Paul Ferley, assistant chief economist at Royal Bank, pointed to the decline in business investment and a larger-than-expected drop in residential investment as disappointing.
And Ferley said it looks like economic growth in the fourth quarter will be even slower.
“It is looking like right now that Q4 growth could closer to one per cent than two,” he said.
Ferley said he continues to expect an interest rate increase in the first quarter, but that it will be contingent on how the economy fares and if the slowing in the last three months of 2018 proves to be transitory.
The third quarter ended on a weak note as real gross domestic product edged down 0.1 per cent in September. Statistics Canada noted it was the first move lower after seven consecutive months of growth.
The agency attributed September’s decrease to lower output across all goods-producing industries which slipped 0.7 per cent. Services industries edged up 0.2 per cent.
Stephen Brown, senior Canada economist at Capital Economics, said the fourth quarter will get a bit of a boost from the resumption of the Syncrude facility and the inclusion of legalized marijuana in the statistics for the first time.
“But the bigger factor is that the economy faces big headwinds from lower oil prices and weak new home sales,” Brown wrote in a report.
“Both suggest that investment could fall further in the quarters ahead. That will give the Bank of Canada pause for thought and means that a January rate rise is looking less likely than it did a month ago.”
In the third quarter, spending on non-residential investment in buildings and engineering structures fell 1.3 per cent, as investment in the oil and gas sector slowed. Machinery and equipment investment by businesses fell 2.5 per cent.
Meanwhile, the growth in household spending slowed to 0.3 per cent in the quarter, compared with 0.6 per cent in the second quarter. The drop came as spending on durable goods fell 0.7 per cent, with spending on vehicle purchases falling 1.6 per cent.
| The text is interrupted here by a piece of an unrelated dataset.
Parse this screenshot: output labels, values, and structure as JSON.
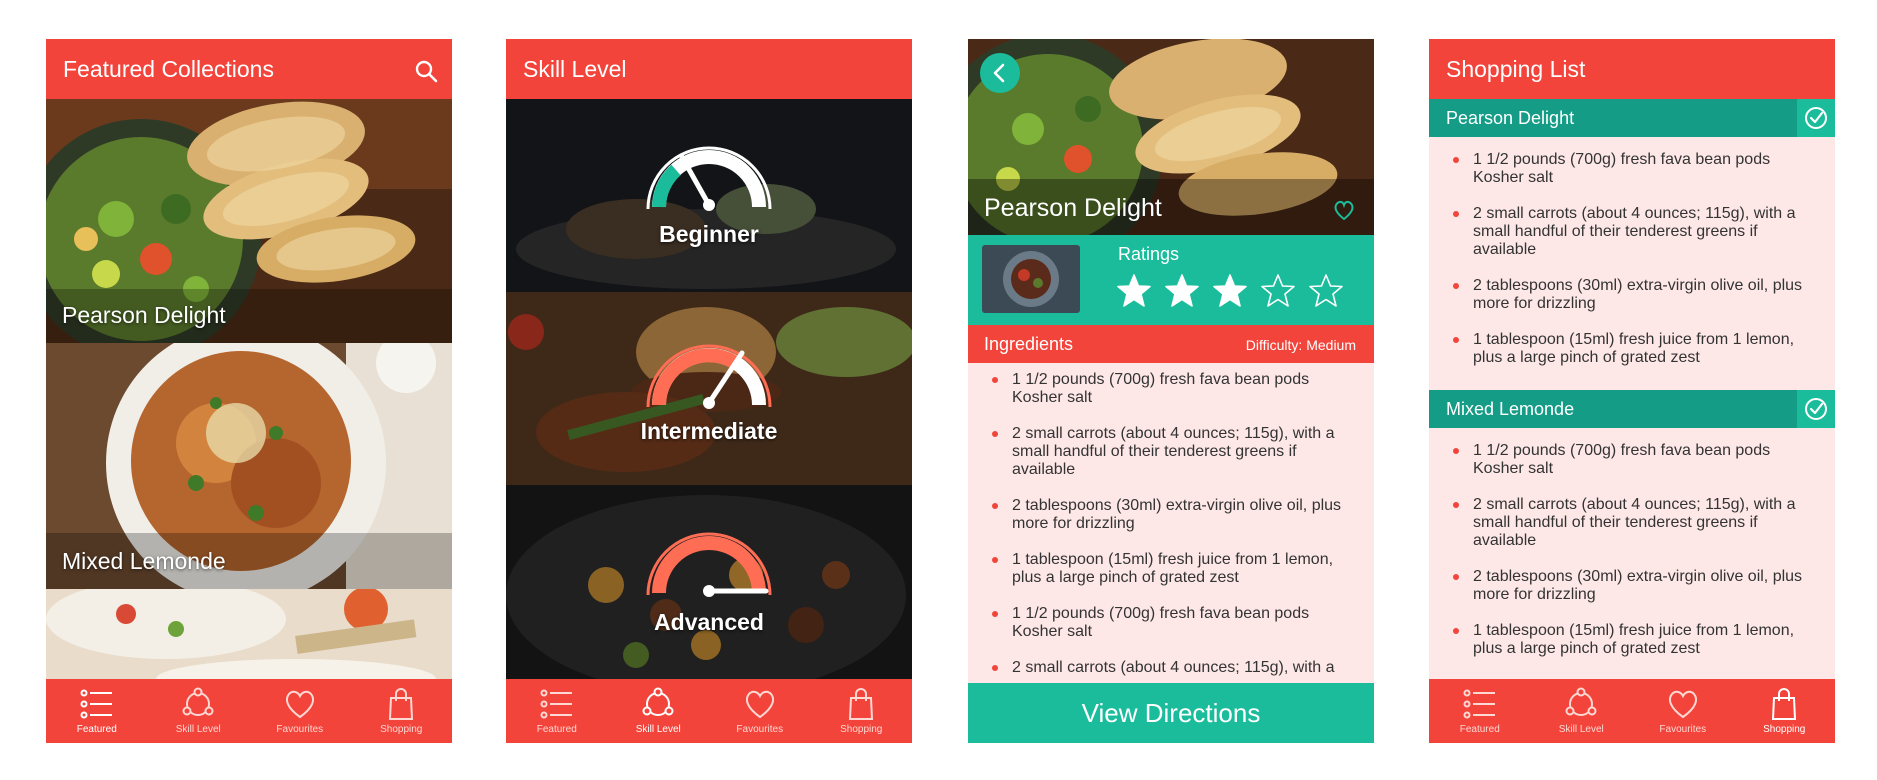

Total residential investment also fell 1.5 per cent as spending on new home construction dropped 4.7 per cent, the largest decrease since the second quarter of 2009. Renovation spending fell two per cent, while ownership transfer costs rose 7.1 per cent.